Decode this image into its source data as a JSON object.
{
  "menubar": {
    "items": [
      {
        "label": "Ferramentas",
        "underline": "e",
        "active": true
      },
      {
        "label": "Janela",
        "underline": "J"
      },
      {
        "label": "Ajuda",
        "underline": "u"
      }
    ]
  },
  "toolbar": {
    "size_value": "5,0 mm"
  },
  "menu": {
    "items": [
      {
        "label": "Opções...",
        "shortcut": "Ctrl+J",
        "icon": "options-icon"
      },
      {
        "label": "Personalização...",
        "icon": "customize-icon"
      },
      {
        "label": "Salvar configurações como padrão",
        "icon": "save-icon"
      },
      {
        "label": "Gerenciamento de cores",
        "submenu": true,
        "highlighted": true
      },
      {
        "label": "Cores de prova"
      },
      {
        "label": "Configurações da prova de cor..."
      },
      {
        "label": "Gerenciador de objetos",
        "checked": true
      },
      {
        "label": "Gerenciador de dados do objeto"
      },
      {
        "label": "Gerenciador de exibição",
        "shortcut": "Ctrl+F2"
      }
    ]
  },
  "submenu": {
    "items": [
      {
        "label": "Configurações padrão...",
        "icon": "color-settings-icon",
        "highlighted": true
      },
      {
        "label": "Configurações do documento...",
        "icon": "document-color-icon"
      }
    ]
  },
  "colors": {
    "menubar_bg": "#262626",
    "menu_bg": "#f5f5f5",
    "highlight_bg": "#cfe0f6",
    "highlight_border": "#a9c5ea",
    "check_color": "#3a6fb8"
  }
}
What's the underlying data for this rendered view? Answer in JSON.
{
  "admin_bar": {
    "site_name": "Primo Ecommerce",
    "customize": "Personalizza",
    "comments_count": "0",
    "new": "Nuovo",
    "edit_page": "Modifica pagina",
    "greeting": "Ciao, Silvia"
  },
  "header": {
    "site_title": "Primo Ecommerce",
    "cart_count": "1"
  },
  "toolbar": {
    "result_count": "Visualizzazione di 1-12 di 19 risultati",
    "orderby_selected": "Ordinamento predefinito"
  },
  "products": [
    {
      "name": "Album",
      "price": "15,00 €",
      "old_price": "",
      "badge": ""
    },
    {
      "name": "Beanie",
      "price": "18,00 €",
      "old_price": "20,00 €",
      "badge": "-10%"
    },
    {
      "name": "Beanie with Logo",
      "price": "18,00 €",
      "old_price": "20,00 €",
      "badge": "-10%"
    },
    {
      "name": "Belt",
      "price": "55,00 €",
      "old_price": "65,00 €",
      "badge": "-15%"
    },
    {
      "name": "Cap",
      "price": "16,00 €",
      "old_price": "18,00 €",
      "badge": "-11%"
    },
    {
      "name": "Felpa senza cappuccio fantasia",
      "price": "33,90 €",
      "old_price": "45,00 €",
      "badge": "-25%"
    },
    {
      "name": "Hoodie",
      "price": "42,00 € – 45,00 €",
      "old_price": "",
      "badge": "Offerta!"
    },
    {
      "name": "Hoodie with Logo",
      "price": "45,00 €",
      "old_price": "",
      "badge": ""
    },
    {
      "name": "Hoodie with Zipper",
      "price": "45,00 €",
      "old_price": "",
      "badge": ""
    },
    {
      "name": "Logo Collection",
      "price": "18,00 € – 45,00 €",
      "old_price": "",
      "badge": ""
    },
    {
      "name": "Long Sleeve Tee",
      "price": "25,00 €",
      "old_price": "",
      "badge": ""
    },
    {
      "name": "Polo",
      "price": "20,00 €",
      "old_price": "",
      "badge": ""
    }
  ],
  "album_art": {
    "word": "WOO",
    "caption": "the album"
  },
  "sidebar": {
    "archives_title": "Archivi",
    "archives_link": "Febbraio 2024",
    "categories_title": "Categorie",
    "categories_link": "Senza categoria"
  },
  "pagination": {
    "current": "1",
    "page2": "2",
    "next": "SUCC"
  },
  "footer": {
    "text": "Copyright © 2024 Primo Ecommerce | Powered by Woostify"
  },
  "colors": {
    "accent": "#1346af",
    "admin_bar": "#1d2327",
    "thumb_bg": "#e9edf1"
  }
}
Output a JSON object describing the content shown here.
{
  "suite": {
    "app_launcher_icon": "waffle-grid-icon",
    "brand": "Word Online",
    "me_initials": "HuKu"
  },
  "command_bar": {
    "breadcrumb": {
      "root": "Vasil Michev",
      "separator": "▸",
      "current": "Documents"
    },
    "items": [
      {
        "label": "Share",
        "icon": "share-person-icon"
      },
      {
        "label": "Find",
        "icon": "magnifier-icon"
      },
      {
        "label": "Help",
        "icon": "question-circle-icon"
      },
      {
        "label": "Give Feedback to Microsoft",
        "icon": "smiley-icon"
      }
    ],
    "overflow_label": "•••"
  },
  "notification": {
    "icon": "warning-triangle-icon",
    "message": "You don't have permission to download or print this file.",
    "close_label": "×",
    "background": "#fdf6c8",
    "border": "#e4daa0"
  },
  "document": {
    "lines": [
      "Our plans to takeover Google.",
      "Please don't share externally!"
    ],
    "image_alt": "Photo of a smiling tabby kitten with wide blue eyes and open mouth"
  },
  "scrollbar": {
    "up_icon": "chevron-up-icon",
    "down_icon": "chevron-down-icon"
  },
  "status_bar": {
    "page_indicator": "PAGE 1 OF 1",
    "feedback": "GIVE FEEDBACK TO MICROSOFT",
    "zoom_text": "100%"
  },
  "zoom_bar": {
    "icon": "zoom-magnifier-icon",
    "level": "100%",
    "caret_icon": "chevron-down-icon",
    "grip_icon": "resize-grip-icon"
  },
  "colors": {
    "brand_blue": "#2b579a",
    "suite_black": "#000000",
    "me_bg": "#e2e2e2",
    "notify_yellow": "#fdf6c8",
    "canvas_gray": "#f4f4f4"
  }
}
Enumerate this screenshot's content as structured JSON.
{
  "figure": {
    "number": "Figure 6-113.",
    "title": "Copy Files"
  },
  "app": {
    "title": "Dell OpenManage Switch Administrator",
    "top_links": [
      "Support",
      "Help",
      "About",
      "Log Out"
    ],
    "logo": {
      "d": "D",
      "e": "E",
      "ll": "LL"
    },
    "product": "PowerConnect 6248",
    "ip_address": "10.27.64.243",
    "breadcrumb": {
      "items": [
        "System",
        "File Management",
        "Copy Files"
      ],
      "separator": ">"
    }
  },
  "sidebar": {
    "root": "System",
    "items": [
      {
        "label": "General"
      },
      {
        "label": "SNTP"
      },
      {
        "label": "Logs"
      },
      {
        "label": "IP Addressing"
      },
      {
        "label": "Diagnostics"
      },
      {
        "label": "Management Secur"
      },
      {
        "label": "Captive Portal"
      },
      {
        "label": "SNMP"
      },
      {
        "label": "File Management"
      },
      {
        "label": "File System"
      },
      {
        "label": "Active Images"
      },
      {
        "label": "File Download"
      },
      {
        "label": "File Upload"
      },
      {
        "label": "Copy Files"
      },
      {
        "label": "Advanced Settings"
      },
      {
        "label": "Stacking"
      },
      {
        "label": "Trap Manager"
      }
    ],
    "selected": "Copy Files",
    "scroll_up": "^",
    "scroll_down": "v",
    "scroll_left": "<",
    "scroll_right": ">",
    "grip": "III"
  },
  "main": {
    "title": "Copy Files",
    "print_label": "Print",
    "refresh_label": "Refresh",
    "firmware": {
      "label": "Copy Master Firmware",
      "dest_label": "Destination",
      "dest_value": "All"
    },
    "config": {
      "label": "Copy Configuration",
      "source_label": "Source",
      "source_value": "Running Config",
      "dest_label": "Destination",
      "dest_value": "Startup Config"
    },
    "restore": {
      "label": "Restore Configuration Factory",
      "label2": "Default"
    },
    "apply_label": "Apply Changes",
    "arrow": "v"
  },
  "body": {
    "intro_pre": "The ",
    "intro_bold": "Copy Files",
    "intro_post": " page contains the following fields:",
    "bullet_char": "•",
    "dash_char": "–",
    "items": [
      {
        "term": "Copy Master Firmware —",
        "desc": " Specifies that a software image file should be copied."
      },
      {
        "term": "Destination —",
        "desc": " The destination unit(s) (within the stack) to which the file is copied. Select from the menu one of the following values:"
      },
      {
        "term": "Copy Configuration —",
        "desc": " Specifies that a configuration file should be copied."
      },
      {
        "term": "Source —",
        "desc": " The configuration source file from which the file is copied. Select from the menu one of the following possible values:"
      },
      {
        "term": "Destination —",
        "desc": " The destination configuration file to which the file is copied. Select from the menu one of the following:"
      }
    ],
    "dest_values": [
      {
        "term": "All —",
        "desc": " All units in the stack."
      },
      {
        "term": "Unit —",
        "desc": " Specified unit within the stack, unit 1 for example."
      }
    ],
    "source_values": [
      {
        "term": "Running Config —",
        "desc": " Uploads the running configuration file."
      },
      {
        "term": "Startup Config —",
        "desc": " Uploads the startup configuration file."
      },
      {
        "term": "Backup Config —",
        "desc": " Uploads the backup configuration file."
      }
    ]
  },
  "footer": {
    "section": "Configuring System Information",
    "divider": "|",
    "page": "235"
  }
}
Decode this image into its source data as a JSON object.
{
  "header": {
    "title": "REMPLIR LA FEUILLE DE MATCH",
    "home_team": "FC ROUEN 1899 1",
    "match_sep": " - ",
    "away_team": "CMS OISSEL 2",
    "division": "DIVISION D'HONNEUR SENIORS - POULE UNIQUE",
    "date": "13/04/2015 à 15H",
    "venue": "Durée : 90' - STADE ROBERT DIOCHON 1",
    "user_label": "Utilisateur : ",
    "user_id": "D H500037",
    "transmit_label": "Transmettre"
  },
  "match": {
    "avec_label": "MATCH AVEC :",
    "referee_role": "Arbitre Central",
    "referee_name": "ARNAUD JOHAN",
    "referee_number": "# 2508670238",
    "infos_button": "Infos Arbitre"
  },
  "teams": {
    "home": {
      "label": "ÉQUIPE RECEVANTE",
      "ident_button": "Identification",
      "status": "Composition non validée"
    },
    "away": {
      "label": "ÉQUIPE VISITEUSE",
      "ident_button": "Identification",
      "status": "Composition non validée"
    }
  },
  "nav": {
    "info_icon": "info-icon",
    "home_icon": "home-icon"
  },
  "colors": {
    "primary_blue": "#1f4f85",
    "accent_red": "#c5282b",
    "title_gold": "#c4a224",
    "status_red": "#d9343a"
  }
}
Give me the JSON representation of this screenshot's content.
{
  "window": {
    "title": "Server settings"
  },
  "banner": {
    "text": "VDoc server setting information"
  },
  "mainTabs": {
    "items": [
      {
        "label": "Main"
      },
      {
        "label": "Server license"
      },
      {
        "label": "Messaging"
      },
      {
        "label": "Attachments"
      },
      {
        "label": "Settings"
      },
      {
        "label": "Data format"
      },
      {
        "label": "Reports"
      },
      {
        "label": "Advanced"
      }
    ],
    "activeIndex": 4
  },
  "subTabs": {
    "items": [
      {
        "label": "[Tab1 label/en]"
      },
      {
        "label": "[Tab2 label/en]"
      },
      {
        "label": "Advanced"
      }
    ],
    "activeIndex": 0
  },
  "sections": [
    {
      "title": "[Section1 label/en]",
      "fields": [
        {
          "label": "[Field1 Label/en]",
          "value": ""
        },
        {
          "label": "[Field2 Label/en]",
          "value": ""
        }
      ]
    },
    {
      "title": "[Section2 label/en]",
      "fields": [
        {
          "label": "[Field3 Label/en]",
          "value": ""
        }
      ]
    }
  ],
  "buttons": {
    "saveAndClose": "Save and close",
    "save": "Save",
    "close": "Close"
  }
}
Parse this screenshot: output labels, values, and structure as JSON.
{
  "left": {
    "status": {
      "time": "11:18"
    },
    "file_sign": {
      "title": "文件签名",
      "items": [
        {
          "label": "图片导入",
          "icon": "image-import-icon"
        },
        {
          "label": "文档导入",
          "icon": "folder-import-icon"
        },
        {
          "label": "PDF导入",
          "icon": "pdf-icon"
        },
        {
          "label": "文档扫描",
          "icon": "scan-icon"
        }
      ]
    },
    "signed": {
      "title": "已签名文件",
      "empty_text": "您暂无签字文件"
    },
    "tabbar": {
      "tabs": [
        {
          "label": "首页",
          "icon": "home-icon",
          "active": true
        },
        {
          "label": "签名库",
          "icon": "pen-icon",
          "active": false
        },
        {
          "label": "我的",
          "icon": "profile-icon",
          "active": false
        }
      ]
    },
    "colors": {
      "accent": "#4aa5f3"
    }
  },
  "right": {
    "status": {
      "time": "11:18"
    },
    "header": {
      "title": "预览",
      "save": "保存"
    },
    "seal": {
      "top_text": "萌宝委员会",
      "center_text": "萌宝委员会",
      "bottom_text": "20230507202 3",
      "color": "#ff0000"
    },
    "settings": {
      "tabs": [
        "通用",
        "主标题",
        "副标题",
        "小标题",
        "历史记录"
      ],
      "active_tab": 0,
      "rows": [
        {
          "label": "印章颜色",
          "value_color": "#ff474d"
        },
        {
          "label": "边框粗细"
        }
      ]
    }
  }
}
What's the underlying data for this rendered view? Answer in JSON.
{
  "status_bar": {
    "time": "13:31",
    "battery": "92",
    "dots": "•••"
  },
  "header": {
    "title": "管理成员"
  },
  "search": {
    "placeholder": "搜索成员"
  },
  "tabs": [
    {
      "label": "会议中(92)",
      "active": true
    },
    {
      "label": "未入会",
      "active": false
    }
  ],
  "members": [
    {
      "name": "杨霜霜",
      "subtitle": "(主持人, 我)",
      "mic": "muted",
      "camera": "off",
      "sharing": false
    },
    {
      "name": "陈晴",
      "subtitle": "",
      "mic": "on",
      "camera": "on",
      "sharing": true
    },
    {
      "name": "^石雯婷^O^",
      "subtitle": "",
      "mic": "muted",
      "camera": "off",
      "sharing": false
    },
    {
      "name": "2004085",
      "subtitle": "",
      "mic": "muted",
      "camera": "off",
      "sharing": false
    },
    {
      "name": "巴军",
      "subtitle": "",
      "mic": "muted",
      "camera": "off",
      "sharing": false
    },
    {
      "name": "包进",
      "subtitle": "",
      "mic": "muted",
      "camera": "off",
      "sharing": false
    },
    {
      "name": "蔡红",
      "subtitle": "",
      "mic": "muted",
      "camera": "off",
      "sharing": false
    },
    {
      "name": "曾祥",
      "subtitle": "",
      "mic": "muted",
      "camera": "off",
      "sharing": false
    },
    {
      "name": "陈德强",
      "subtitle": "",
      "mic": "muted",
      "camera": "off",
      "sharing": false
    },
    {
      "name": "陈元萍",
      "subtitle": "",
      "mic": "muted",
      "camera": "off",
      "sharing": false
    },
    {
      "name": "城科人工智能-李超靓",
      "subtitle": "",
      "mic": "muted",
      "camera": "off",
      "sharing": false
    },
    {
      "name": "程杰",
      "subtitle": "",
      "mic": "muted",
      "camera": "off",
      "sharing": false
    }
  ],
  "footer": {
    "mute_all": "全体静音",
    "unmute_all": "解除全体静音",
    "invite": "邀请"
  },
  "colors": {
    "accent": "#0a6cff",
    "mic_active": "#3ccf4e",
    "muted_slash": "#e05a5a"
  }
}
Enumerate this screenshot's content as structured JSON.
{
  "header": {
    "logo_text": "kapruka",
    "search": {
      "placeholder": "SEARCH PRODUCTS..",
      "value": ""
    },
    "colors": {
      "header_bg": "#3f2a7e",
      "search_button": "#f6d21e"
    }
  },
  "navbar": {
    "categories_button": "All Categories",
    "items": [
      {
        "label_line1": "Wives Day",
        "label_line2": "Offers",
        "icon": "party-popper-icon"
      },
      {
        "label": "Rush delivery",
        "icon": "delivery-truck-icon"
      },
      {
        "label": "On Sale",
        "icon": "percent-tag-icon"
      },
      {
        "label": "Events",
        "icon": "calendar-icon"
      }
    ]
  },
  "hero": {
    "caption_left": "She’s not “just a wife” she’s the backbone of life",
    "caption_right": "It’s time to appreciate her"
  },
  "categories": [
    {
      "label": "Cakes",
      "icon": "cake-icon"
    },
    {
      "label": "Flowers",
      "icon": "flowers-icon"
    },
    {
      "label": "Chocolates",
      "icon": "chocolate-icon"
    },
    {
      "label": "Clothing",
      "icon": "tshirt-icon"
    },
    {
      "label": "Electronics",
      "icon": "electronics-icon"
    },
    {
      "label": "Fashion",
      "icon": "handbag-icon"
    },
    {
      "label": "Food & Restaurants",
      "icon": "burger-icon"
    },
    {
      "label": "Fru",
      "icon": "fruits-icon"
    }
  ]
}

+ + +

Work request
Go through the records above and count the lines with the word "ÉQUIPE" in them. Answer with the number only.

Exercise answer
2